Task description
Every record gets copied exactly, and no picture goes with it.

Records for the exercise

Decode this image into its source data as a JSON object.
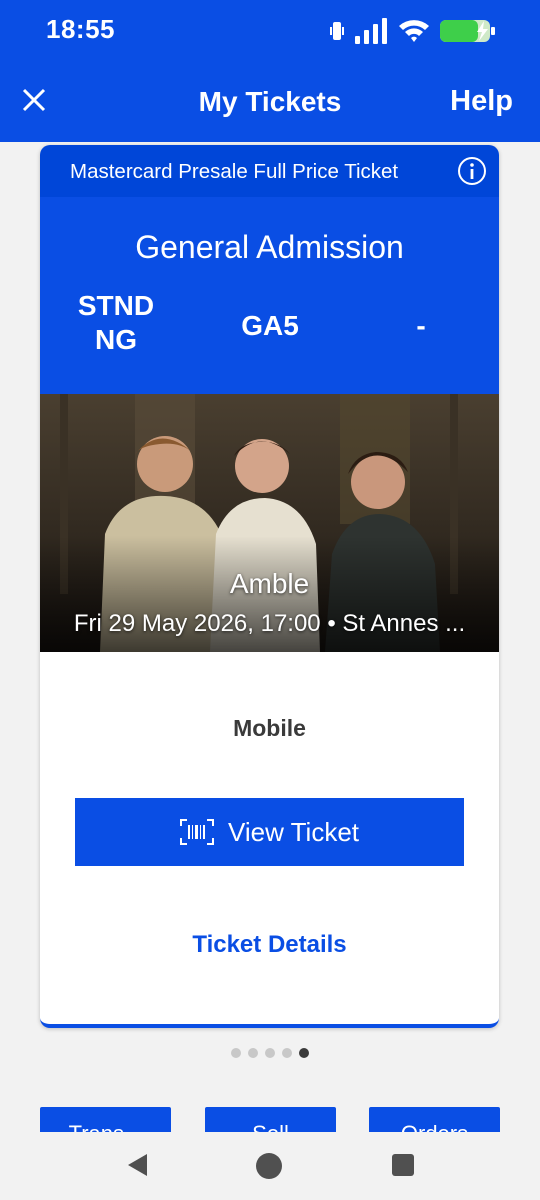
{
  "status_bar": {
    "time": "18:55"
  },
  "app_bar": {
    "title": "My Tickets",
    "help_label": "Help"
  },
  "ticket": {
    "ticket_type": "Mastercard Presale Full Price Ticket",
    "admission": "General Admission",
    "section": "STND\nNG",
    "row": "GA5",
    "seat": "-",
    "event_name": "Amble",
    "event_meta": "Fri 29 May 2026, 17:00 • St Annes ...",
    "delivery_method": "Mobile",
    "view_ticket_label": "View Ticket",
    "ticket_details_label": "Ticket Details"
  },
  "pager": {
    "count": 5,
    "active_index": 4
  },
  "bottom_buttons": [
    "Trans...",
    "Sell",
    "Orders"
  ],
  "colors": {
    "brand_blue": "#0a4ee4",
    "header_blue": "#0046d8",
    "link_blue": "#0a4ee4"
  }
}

Answer to the problem
Decode this image into its source data as a JSON object.
{
  "status_bar": {
    "time": "18:55"
  },
  "app_bar": {
    "title": "My Tickets",
    "help_label": "Help"
  },
  "ticket": {
    "ticket_type": "Mastercard Presale Full Price Ticket",
    "admission": "General Admission",
    "section": "STND\nNG",
    "row": "GA5",
    "seat": "-",
    "event_name": "Amble",
    "event_meta": "Fri 29 May 2026, 17:00 • St Annes ...",
    "delivery_method": "Mobile",
    "view_ticket_label": "View Ticket",
    "ticket_details_label": "Ticket Details"
  },
  "pager": {
    "count": 5,
    "active_index": 4
  },
  "bottom_buttons": [
    "Trans...",
    "Sell",
    "Orders"
  ],
  "colors": {
    "brand_blue": "#0a4ee4",
    "header_blue": "#0046d8",
    "link_blue": "#0a4ee4"
  }
}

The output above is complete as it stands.